Root Canal Therapy
Root canal therapy is needed when the nerve of a tooth is affected by decay or infection. In order to save the tooth, all the living tissue inside the tooth, including pulp and nerves, is removed and the resulting space is filled with special medicated dental materials. A crown is then placed over the top to restore the tooth to its full function.
Having a root canal done on a tooth is the treatment of choice to save a tooth that otherwise would die and have to be removed. Many patients believe that removing a tooth that has problems is a good solution, but what they don’t realize is that extracting a tooth will ultimately be more costly and cause significant problems for adjacent teeth.
Root canal treatment is highly successful and usually lasts a lifetime, although on occasion, a tooth will have to be retreated due to new infections.
Signs and symptoms of a need for root canal therapy:
- An abscess (or pimple) on the gums
- Sensitivity to hot and cold
- Severe toothache pain
- Swelling and/or tenderness
- Sometimes no symptoms are present
Reasons for root canal therapy:
- Decay has reached the tooth pulp (the living tissue inside the tooth)
- Infection or abscess have developed inside the tooth or at the root tip
- Injury or trauma to the tooth
What does root canal therapy involve?
A root canal procedure requires one or more appointments and can be performed by a dentist or endodontist (a root canal specialist).
While the tooth is numb, a sheet of rubber will be placed around the tooth to keep it dry and free of saliva. An access opening is made on top of the tooth and a series of root canal files are placed into the opening, one at a time, removing the pulp, nerve tissue, and infected material. If tooth decay is present, it will also be removed with special dental instruments.

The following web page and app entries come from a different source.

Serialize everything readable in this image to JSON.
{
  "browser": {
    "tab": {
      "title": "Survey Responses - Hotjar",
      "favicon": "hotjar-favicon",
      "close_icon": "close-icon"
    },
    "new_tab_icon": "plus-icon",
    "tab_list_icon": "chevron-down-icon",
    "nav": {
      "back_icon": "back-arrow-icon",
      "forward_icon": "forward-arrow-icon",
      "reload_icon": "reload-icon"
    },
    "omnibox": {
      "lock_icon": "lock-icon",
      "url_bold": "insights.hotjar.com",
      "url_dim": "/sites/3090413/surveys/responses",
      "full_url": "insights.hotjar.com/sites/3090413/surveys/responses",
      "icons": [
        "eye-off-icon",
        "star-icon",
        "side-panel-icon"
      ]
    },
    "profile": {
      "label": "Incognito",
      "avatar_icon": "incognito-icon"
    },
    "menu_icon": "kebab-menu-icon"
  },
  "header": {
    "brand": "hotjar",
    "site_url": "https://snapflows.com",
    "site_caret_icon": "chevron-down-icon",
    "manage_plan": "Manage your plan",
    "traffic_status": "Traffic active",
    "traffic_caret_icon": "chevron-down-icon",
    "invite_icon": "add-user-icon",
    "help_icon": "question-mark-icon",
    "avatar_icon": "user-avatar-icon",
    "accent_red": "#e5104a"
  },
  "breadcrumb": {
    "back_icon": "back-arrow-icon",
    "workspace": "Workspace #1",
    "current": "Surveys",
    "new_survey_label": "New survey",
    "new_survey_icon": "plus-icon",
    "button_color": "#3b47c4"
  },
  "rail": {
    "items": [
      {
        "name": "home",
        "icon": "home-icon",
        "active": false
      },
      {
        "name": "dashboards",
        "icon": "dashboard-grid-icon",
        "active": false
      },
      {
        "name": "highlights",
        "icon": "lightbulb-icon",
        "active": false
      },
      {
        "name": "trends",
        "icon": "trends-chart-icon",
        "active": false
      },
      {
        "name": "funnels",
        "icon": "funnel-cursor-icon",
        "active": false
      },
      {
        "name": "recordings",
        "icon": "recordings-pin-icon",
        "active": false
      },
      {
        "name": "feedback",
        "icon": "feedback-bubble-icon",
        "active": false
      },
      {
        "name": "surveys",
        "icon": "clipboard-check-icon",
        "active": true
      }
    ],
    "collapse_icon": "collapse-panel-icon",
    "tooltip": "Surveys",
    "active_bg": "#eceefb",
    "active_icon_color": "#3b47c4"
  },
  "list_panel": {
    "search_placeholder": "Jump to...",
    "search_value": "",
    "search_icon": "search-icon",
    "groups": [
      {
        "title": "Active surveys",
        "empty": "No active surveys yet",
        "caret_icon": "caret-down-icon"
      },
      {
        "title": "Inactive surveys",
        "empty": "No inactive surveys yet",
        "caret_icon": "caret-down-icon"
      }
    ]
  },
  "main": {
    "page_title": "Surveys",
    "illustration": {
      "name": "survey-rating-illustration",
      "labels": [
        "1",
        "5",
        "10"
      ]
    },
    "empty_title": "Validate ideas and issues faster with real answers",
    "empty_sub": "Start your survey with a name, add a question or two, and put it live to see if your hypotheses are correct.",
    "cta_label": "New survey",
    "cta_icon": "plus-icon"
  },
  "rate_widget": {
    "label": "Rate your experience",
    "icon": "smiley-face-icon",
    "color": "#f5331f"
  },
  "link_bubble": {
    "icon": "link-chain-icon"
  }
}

Next, the tooth is thoroughly cleaned to remove all bacteria. Then, the roots and the inside cavity of the tooth will be filled and sealed with special dental materials. A filling will be placed to cover the opening on top of the tooth. In addition, all teeth that have root canal treatment should have a crown (cap) placed. This will protect the tooth, prevent it from breaking, and restore it to its full function.
After treatment, your tooth may still be sensitive, but this will subside as the inflammation diminishes and the tooth heals. You will be given care instructions after each appointment. Good oral hygiene practices and regular dental visits will aid in extending the life of your root canal treatment and preventing reinfection.